By Hugh Graham, Dec 8, 2012
Only history can untangle the confused, living hell that is Syria. One of the most well funded and effective of the many rebel groups fighting to topple the Assad regime is Al Nusra, a Salafist group explicitly linked to Al Qaeda. Quite naturally, the US has warned the all-embracing ramshackle Syrian opposition that association with Al Nusra will cost them US support. Syria’s Al Qaeda franchise is only one element in an uncomfortable patchwork alliance, a grab-bag of nationalists, democracy activists, religious groups and other fellow travellers. And altogether they are likely to bring even more problems if Assad is overthrown as he surely will be. Even the units making up the Free Syrian Army have different agendas. It is no longer clear what many of these groups represent. It is not even clear what their opponent, the Assad regime stands for.
The Syrian civil war is far more fractured and confused than the struggles which ended the regimes in Tunisia, Libya and Egypt. Why? The answer is that Syria, at the precise meeting point of East and West, is a palimpsest of both.
Literally, a palimpsest is a document that’s been repeatedly overwritten; alternatively, it’s the visible, layered remains of generations of ruins in the same place. In Syria, Christian Byzantine rule left hundreds of sects in its wake and the Islamic Caliphates, which followed, mostly tolerated them. Ottoman rule was so loose that Islamic sects flourished on top of all the others. Now those sects are all fighting.

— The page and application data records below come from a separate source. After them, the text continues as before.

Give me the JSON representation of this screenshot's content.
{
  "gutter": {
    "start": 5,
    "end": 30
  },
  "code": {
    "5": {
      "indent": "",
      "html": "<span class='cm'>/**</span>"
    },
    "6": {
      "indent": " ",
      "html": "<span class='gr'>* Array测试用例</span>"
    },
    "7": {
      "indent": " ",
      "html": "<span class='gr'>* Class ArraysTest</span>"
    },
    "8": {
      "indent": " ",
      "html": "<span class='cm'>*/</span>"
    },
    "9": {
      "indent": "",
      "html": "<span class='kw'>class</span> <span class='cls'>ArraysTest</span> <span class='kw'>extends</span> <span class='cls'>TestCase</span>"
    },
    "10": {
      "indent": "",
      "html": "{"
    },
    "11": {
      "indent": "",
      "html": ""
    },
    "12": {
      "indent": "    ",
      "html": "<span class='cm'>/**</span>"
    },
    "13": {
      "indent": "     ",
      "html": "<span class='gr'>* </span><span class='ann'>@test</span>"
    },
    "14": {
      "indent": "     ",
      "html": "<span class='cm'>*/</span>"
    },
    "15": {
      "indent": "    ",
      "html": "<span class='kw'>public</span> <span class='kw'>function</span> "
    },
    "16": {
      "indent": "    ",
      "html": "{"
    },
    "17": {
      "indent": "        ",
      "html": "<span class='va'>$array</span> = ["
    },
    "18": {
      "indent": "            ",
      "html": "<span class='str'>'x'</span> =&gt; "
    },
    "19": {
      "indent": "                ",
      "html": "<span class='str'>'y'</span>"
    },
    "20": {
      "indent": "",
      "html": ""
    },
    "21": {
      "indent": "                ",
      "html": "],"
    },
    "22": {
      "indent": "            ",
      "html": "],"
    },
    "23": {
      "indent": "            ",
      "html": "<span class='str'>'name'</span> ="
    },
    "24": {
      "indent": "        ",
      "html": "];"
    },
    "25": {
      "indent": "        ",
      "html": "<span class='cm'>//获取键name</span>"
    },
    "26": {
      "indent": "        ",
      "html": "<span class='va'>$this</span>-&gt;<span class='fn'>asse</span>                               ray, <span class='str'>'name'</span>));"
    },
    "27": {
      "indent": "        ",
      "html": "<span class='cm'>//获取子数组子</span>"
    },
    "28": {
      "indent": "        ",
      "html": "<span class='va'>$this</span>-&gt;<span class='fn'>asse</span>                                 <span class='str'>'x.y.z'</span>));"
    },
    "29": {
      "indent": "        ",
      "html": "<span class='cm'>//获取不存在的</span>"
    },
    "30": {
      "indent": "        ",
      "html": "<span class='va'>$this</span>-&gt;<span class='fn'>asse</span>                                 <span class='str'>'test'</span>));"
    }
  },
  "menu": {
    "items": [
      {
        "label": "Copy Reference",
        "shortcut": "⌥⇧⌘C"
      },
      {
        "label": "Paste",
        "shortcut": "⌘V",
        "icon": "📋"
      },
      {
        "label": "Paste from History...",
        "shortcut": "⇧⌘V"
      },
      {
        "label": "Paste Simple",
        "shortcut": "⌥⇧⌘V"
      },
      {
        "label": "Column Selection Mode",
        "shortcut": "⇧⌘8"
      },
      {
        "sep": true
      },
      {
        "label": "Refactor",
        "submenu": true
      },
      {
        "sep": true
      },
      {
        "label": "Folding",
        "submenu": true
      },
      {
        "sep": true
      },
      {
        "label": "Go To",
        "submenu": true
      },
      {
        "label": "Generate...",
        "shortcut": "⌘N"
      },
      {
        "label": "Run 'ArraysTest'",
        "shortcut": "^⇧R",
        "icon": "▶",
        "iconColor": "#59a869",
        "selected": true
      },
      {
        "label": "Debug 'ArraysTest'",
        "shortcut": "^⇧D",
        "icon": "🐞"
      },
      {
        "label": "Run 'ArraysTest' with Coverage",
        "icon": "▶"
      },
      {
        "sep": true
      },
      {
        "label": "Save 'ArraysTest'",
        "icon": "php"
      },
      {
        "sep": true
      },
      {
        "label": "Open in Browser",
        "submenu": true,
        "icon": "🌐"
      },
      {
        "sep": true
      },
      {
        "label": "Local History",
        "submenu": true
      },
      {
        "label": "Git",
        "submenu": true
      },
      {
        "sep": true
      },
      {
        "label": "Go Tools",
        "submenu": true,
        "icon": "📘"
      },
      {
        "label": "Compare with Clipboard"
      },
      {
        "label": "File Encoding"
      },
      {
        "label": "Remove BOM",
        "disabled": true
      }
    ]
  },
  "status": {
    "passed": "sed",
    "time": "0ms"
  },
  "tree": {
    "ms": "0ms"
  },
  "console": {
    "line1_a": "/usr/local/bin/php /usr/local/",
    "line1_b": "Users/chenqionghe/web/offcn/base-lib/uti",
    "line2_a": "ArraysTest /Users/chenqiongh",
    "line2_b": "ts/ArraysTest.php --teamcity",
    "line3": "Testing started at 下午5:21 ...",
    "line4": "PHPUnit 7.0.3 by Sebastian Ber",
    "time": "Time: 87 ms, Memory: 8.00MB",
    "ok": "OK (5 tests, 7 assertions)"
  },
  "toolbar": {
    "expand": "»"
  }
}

The Alawite sect is the religion of the ruling Assad dynasty. The Alawites have been in Syria since around 1000AD, when Shia Muslim sects, the Alawites among them, found refuge in the coastal mountains of northwestern Syria. There they remain, inward-looking and resolutely tribal. Tribal networking helped them into the Arab nationalist Ba’ath Party in the 1950s. In fact, the Ba’ath party’s proto-Fascist ideology lies at the very heart of villainy of the present Assad regime. When Alawite officers found themselves sidelined from party membership, they launched the series of coups which brought President Assad’s father, Hafez Assad, to power in 1969. The Assads’ only justification remains the Ba’ath Party. In Ba’thism, a relic of the 1950s and 1960s, transnational Arab identity precedes Islam as the unifying force. Arab Nationalism is a thing of the distant past. Now it defines little but the corruption and cronyism of the Assad regime.
Like the Alawite Shia, other Shia minorities now live in fear of the country’s Sunni majority. The two main sects of Islam became implacable enemies after the battle of Karbala in 681 when the Shia were defeated by the Sunni Ummayad Caliphate (661-750). The Sunni Caliphate, of course, was based in Damascus, Syria’s present day capital. That is why many Sunnis see the Assads’ Alalwite regime as foreigners, interlopers, a minority ruling a majority.
The Sunnis are also the majority in the opposition. But the opposition is amorphous. It contains Islamists as well as democrats and nationalists of all sects and ethnic groups. Even the secular democrats can take some pride in Syria’s Ummyad Caliphate. Liberal by ancient standards, the Umayyads respected minorities, synthesized the best of foreign ideas and sponsored the translations which gave us Greek philosophy.
The relatively moderate Sunni Syrian Muslim Brotherhood, has chosen logistical support for the opposition over radicalism; they have, after all, been a target of the regime since Assad senior, Hafez Assad, had them slaughtered at Hama in 1982.
Opposition Democrats and nationalists can look back to Syria’s early twentieth century secular governments and resistance to French colonial rule. With increasing ethnic and religious fragmentation, the glimmer of a united, democratic Syria at the end of World War One still remains a promise. In defiance of the French Mandate, the Arab National Government of 1918-1920 united Jews, Christians, Muslims and others in opposition to European interference, especially attempts by France to divide and weaken Syria along ethnic lines. In 1925-1926, a decidedly secular revolt against the French galvanized the national consciousness which led to independence in 1946. And it was the Druze minority, a group related to the Shia, who led the revolt and determined its secular character. Today’s Druzes, wary of all the religious hatreds, have only reluctantly begun to move against Assad.
Syria’s homegrown Islamists can also claim a legacy from the 1920s. Despite the secular nationalism of 1918-1920, a sectarian Sunni identity persisted and strengthened with the revolt of 1925. Some Sunni Islamists lay claim to the Umayyads and their Islamic purifiers and reformers, like Umar II- not to mention the expulsion of the Crusaders by Saladin in 1187 and by the Mamelukes in 1291.
Foreign Jihadist fighters are entering Syria from Lebanon, Jordan and elsewhere and most are Suni fundamentalist Salifists or “followers of the way of the ancestors.” They too remember the 1925 revolt if only because foreign fighters from Palestine, Transjordan and Lebanon provided leadership on the grounds that their homelands were part of ‘Greater Syria,’ a continuing dream of Syrian Islamists.
Among those who fear the Salafists most are Syria’s Christians. After a long history beginning about 40 AD, the Christians have become pariahs. In the 17th century, the Ottoman Sultan accepted France as protector of Syria’s Christians. Many have been seen the Christains as agents of the West. Once allied the Assad regime, they are now distancing themselves. As Westerners or collaborators, Christians are being killed by both sides in the civil war.
All the groups vying for power can look back to some edifying example in Syrian history. Unhappily, their views of the past are often sectarian, and the dream of a secular, multi-confessional Syria, born in 1918, is being destroyed, ironically, in the name of liberty.